-- Given information follows --

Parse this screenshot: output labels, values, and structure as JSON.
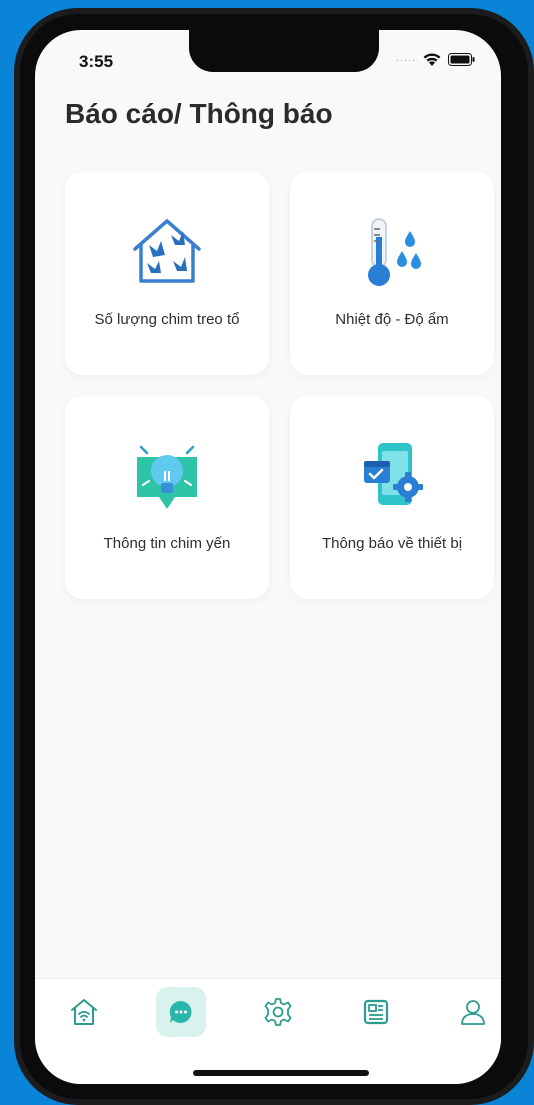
{
  "status_bar": {
    "time": "3:55",
    "signal": "·····"
  },
  "page": {
    "title": "Báo cáo/ Thông báo"
  },
  "cards": [
    {
      "label": "Số lượng chim treo tổ",
      "icon": "bird-house-icon"
    },
    {
      "label": "Nhiệt độ - Độ ẩm",
      "icon": "thermometer-humidity-icon"
    },
    {
      "label": "Thông tin chim yến",
      "icon": "lightbulb-info-icon"
    },
    {
      "label": "Thông báo về thiết bị",
      "icon": "device-settings-icon"
    }
  ],
  "tabbar": {
    "items": [
      {
        "icon": "home-wifi-icon",
        "active": false
      },
      {
        "icon": "chat-icon",
        "active": true
      },
      {
        "icon": "gear-icon",
        "active": false
      },
      {
        "icon": "news-icon",
        "active": false
      },
      {
        "icon": "user-icon",
        "active": false
      }
    ],
    "active_color": "#2ab7a9",
    "inactive_color": "#2a9d8f"
  },
  "colors": {
    "background": "#0a84d6",
    "screen": "#f9f9f9",
    "accent": "#2ab7a9"
  }
}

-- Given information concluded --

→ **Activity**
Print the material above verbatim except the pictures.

→ **Reply to the task**
Parse this screenshot: output labels, values, and structure as JSON.
{
  "status_bar": {
    "time": "3:55",
    "signal": "·····"
  },
  "page": {
    "title": "Báo cáo/ Thông báo"
  },
  "cards": [
    {
      "label": "Số lượng chim treo tổ",
      "icon": "bird-house-icon"
    },
    {
      "label": "Nhiệt độ - Độ ẩm",
      "icon": "thermometer-humidity-icon"
    },
    {
      "label": "Thông tin chim yến",
      "icon": "lightbulb-info-icon"
    },
    {
      "label": "Thông báo về thiết bị",
      "icon": "device-settings-icon"
    }
  ],
  "tabbar": {
    "items": [
      {
        "icon": "home-wifi-icon",
        "active": false
      },
      {
        "icon": "chat-icon",
        "active": true
      },
      {
        "icon": "gear-icon",
        "active": false
      },
      {
        "icon": "news-icon",
        "active": false
      },
      {
        "icon": "user-icon",
        "active": false
      }
    ],
    "active_color": "#2ab7a9",
    "inactive_color": "#2a9d8f"
  },
  "colors": {
    "background": "#0a84d6",
    "screen": "#f9f9f9",
    "accent": "#2ab7a9"
  }
}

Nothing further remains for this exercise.